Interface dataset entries
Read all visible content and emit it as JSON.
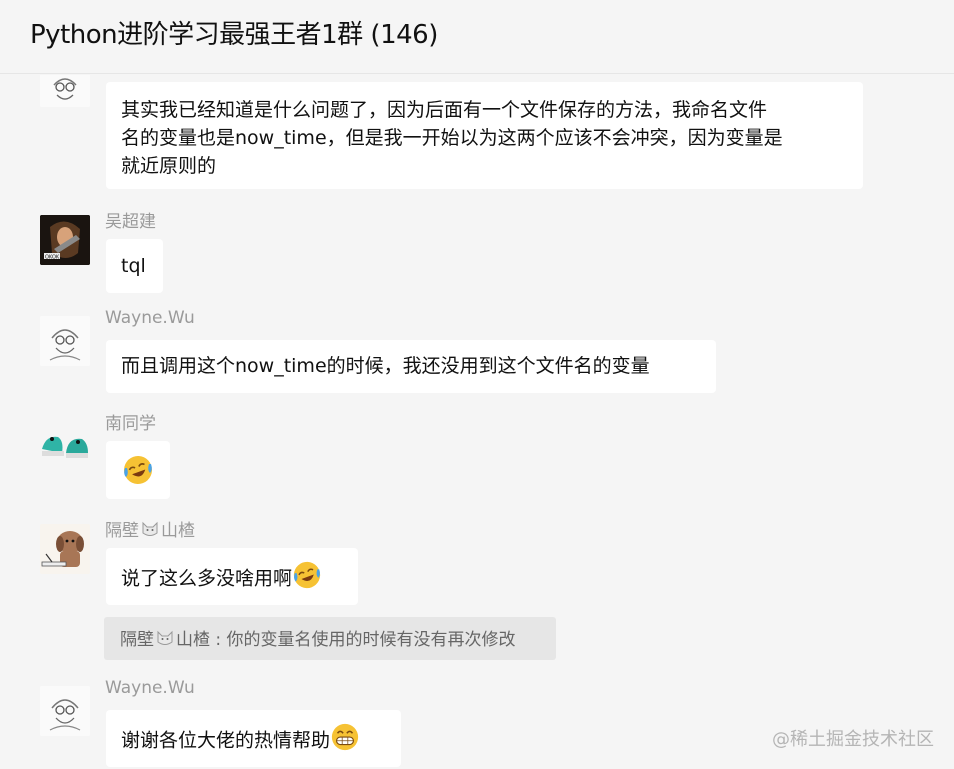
{
  "chat": {
    "title": "Python进阶学习最强王者1群 (146)"
  },
  "messages": [
    {
      "text": "其实我已经知道是什么问题了，因为后面有一个文件保存的方法，我命名文件\n名的变量也是now_time，但是我一开始以为这两个应该不会冲突，因为变量是\n就近原则的"
    },
    {
      "sender": "吴超建",
      "text": "tql"
    },
    {
      "sender": "Wayne.Wu",
      "text": "而且调用这个now_time的时候，我还没用到这个文件名的变量"
    },
    {
      "sender": "南同学",
      "emoji": "crying-laughing-emoji"
    },
    {
      "sender_a": "隔壁",
      "sender_b": "山楂",
      "text": "说了这么多没啥用啊",
      "quote_a": "隔壁",
      "quote_b": "山楂 : 你的变量名使用的时候有没有再次修改"
    },
    {
      "sender": "Wayne.Wu",
      "text": "谢谢各位大佬的热情帮助"
    }
  ],
  "watermark": "@稀土掘金技术社区"
}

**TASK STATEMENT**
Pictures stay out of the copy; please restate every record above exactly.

**OUTPUT**
Read all visible content and emit it as JSON.
{
  "chat": {
    "title": "Python进阶学习最强王者1群 (146)"
  },
  "messages": [
    {
      "text": "其实我已经知道是什么问题了，因为后面有一个文件保存的方法，我命名文件\n名的变量也是now_time，但是我一开始以为这两个应该不会冲突，因为变量是\n就近原则的"
    },
    {
      "sender": "吴超建",
      "text": "tql"
    },
    {
      "sender": "Wayne.Wu",
      "text": "而且调用这个now_time的时候，我还没用到这个文件名的变量"
    },
    {
      "sender": "南同学",
      "emoji": "crying-laughing-emoji"
    },
    {
      "sender_a": "隔壁",
      "sender_b": "山楂",
      "text": "说了这么多没啥用啊",
      "quote_a": "隔壁",
      "quote_b": "山楂 : 你的变量名使用的时候有没有再次修改"
    },
    {
      "sender": "Wayne.Wu",
      "text": "谢谢各位大佬的热情帮助"
    }
  ],
  "watermark": "@稀土掘金技术社区"
}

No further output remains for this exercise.